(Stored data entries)
═══

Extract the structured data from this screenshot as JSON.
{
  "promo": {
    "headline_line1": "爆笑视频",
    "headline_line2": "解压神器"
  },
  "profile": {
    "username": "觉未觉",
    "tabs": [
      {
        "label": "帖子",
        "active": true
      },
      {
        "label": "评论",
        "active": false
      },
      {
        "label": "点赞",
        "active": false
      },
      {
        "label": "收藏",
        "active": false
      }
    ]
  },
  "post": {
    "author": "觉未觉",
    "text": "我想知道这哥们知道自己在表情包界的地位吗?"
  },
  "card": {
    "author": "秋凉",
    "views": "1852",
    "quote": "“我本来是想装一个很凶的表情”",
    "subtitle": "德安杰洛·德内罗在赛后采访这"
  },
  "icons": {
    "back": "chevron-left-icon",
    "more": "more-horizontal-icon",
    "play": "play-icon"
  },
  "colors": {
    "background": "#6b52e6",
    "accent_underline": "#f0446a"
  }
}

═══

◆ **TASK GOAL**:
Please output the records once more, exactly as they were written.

◆ **ANSWER**:
Extract the structured data from this screenshot as JSON.
{
  "promo": {
    "headline_line1": "爆笑视频",
    "headline_line2": "解压神器"
  },
  "profile": {
    "username": "觉未觉",
    "tabs": [
      {
        "label": "帖子",
        "active": true
      },
      {
        "label": "评论",
        "active": false
      },
      {
        "label": "点赞",
        "active": false
      },
      {
        "label": "收藏",
        "active": false
      }
    ]
  },
  "post": {
    "author": "觉未觉",
    "text": "我想知道这哥们知道自己在表情包界的地位吗?"
  },
  "card": {
    "author": "秋凉",
    "views": "1852",
    "quote": "“我本来是想装一个很凶的表情”",
    "subtitle": "德安杰洛·德内罗在赛后采访这"
  },
  "icons": {
    "back": "chevron-left-icon",
    "more": "more-horizontal-icon",
    "play": "play-icon"
  },
  "colors": {
    "background": "#6b52e6",
    "accent_underline": "#f0446a"
  }
}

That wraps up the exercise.